Guest review by Lynn E O’Connacht
Reasons for Inclusion: Trans protagonist, lesbian secondary character, predominantly non-white cast.
Publisher’s Summary: On the island of Kavekana, Kai builds gods to order, then hands them to others to maintain. Her creations aren’t conscious and lack their own wills and voices, but they accept sacrifices, and protect their worshippers from other gods–perfect vehicles for Craftsmen and Craftswomen operating in the divinely controlled Old World. When Kai sees one of her creations dying and tries to save her, she’s grievously injured–then sidelined from the business entirely, her near-suicidal rescue attempt offered up as proof of her instability. But when Kai gets tired of hearing her boss, her coworkers, and her ex-boyfriend call her crazy, and starts digging into the reasons her creations die, she uncovers a conspiracy of silence and fear–which will crush her, if Kai can’t stop it first.
Though Full Fathom Five is the third book in Gladstone’s Craft Sequence, it’ll work quite decently as a stand-alone. The roles of some of the secondary characters will take on more significance if you’ve met them before, but Gladstone includes enough detail that readers encountering his worlds through this book won’t be entirely lost at sea. (That said, I do recommend starting with Three Parts Dead. All the Craft books are diverse and they’re a fascinating look at both what magic can be and on the question of faith and religion.)
Kai, the main protagonist of this book, is transgender. The initiation she went through to become a priest at Kavekana’ai allowed her to transform her body into that of a woman. Gladstone doesn’t use Kai’s gender as a plot point and insofar as the book comments on Kai’s gender it’s usually pretty positive. She also spends much of the novel recovering from the injuries she’s sustained in the first chapter and thus spends much of the novel walking with a cane. She’s strong, smart, extremely capable and yet she has her weaknesses. She knows she’s one of the best priests on Kavekana and takes great pride in it. Yet she gets demoted to learn how to work with people and… Well, let’s just say that Kai is not much of a people person.
Izza is our deuteragonist. She’s a girl on the cusp of adulthood that’s spent most of her life living on the street. She’s a storyteller, the one who tells the children under her sort-of care stories about the Blue Lady and Smiling Jack, the gods of the orphans and urchins on the street. When we meet Izza, her goddess has died and she’s watched too many of them die to continue. She wants out. Away from Kavekana and her responsibilities to the children. Especially as she’s old enough for her crimes (no matter how small) to send her into a Penitent like the storyteller before her.

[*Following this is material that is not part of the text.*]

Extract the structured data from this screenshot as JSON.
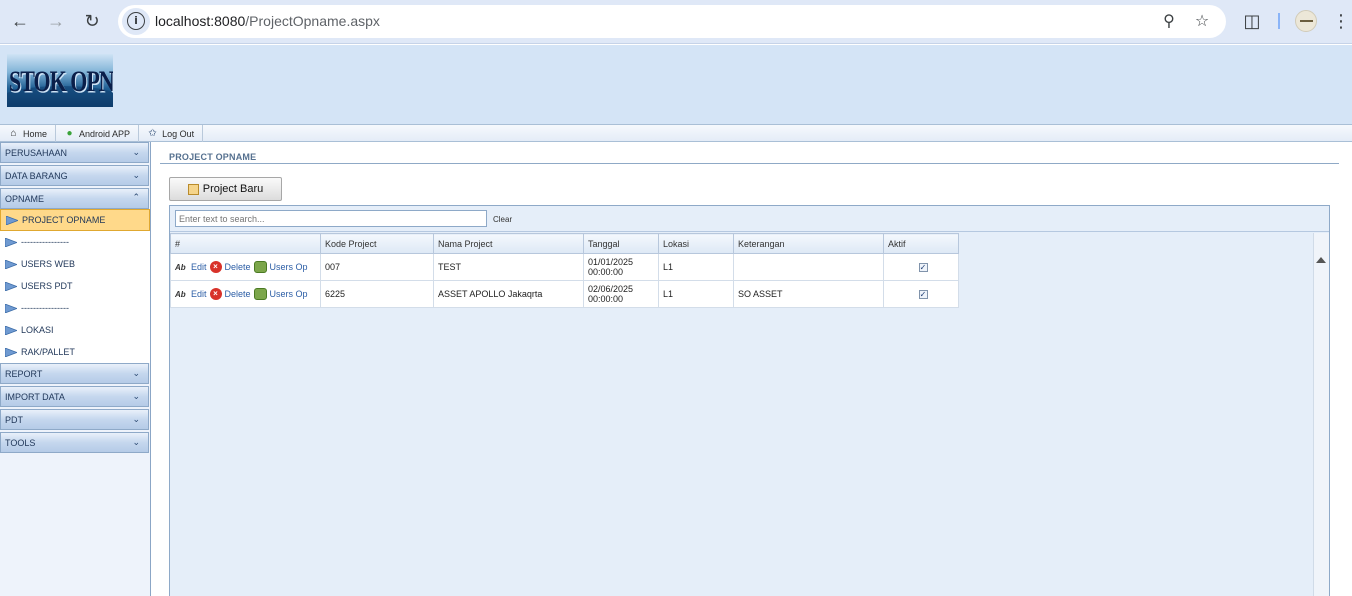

Izza is tough and resourceful, but she’s got a strong sense of loyalty and responsibility and she gets caught up in the same conspiracy as Kai.
Gladstone has a knack for taking seemingly obvious plots and subverting them into something quite different. I really enjoy the way his work leaves me guessing about where it’s going to go and it really lends itself well to having a lot of fun with that guesswork. All the same Gladstone deftly ties up the plots he introduces.
The book also doesn’t shy away from asking some really tough questions about faith and religion. All of his books do, given that they’re about clashes between gods and spell-casting humans, but this one is quite philosophical. There’s a scene where the debate comes up in a fair bit of detail and I really love the way that Gladstone managed to balance the two sides of that discussion.
Full Fathom Five was a page-turner and I think it might be my favourite of the first three books.